Not all of the Brewers fit into "Beast Mode" neatly. Right-hander Yovani Gallardo(notes), who pitched probably the best game of his career, doesn't appear to act like a monster, like, ever. And his catcher in Game 1, Jonathan Lucroy(notes), said his monstrous body language needs work.
"When I put my hands up, it comes off looking like a T-rex," Lucroy said as he demonstrated with his fingers. "I think I've got to get my arms higher."
The Brewers seem kind of sensitive about "Monsters, Inc./Beast Mode" when asked for comment. Certainly manager Ron Roenicke worries. They don't want to appear to be showing up the other team, like when they got backlash for Fielder's game-winning home run celebration against the Giants in 2009. Back then, he pretended to be the atom bomb and the rest of the Brewers were the fake town in the desert obliterated during nuclear testing.
Genius, but easily interpreted as rubbing it in. This is a little more low-key.
Braun tried to explain:
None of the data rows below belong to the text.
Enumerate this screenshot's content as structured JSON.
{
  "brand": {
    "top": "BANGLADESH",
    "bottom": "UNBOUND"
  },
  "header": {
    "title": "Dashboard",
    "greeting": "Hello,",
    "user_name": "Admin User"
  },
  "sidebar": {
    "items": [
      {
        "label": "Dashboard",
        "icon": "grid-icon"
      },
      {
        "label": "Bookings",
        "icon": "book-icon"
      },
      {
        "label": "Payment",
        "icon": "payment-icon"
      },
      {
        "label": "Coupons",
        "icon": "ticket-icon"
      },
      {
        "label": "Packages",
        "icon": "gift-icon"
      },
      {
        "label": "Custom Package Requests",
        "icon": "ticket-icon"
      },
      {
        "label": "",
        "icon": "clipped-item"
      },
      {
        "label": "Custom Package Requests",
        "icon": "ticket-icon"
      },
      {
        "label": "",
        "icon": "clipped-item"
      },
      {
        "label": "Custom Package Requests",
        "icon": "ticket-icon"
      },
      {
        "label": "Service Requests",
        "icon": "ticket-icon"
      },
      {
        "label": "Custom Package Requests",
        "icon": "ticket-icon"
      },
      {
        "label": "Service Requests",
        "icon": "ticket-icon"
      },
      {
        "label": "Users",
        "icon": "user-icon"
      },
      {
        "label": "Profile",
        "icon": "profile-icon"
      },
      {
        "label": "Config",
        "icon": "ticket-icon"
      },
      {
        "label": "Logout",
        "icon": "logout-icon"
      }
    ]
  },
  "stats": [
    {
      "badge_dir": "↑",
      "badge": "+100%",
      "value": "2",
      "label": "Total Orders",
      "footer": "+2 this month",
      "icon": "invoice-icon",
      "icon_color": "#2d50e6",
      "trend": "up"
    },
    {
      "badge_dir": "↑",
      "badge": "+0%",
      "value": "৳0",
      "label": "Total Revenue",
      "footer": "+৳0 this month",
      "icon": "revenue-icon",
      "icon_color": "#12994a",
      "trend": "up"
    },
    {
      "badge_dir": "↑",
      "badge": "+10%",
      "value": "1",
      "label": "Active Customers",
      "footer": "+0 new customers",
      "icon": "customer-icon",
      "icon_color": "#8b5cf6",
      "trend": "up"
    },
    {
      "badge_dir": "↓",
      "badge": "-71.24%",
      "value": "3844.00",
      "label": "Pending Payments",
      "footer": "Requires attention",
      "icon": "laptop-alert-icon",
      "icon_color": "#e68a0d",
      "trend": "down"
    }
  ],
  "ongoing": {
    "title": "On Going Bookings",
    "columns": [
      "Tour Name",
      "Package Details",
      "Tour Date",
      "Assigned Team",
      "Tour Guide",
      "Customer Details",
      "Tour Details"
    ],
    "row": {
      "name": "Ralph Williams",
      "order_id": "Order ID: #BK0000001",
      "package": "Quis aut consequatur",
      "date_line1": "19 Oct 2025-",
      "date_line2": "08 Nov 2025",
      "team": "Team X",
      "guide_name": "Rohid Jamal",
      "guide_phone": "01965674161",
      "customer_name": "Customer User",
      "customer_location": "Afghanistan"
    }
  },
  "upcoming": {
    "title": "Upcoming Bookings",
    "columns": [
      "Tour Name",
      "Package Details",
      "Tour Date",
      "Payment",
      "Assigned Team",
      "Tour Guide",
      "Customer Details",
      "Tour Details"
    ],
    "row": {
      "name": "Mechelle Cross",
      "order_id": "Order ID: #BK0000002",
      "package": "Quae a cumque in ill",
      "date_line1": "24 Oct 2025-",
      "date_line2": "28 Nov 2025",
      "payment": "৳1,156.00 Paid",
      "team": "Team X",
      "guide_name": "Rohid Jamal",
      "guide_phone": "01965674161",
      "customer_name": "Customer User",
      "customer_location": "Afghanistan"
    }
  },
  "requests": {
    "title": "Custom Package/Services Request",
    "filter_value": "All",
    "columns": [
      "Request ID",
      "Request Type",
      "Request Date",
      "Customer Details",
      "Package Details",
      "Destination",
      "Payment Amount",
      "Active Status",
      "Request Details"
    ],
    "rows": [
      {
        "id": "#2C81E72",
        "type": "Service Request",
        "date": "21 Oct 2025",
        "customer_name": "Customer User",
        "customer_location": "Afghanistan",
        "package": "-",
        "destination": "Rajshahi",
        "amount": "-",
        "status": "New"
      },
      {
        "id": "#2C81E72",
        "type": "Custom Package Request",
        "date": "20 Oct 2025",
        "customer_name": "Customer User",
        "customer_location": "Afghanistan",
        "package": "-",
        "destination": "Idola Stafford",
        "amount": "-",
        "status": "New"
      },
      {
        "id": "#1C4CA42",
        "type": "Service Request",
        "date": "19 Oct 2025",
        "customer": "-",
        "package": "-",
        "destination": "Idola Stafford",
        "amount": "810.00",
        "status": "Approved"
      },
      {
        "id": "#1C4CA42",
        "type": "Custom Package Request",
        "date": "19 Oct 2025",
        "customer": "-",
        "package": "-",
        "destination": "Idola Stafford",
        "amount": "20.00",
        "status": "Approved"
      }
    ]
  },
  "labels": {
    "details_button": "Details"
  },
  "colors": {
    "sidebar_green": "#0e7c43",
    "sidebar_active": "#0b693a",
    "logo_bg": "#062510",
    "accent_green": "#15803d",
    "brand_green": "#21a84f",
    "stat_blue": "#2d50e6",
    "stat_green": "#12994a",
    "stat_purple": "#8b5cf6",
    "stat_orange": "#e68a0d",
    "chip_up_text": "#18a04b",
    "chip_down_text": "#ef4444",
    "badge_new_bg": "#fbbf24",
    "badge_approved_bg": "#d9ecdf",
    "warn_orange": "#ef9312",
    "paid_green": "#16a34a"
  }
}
"We have a lot of fun," Braun said. "The 'beast mode' thing is something that we do for each other to kind of get fired up whenever something positive happens. And I think it's kind of taken on a life of its own. But it's something that we all enjoy doing."
And they're not going to stop just because some curmudgeons might get offended at their celebrating a big moment.
"You don't stop being who you are just because it's the playoffs," Lucroy said.
If the motion reminds you of "The Claw," made famous by the Texas Rangers in 2010, yeah, well you're not the only one. But do the Rangers do any roaring? No, they do not. And it's usually just one claw. Looks like they're throwing a grenade. The Brewers make two claws. Totally different, like when Vanilla Ice sampled "Under Pressure" and turned it into "Ice Ice Baby." It's not even the same song!
Fielder wants to be singing a different tune in these playoffs than in 2008, when the Brewers got in as the wild card on the last day and got beat in four games by the Phillies. Fielder went 1 for 14 and said he was miserable the whole series.
"I was trying to enjoy the moment," Fielder said. "Just trying to enjoy it. You know, it's still baseball. Just more magnified, I guess. I'm just trying to enjoy fans, teammates, just really trying to have as much fun as possible and not make it a job. Not try to win so hard. Just try to enjoy it.
"Of course, you'd like to have this kind of day, a first day of the playoffs, but it was more like I said before. In '08, in my mind, I felt like it was a one-game playoff every game. I felt, when we lost, that the series was over every time. Today, like I said, I was just trying to enjoy it. We've got five-game series. It's still baseball, man."
Played by human and — in the Brewers' case — beast.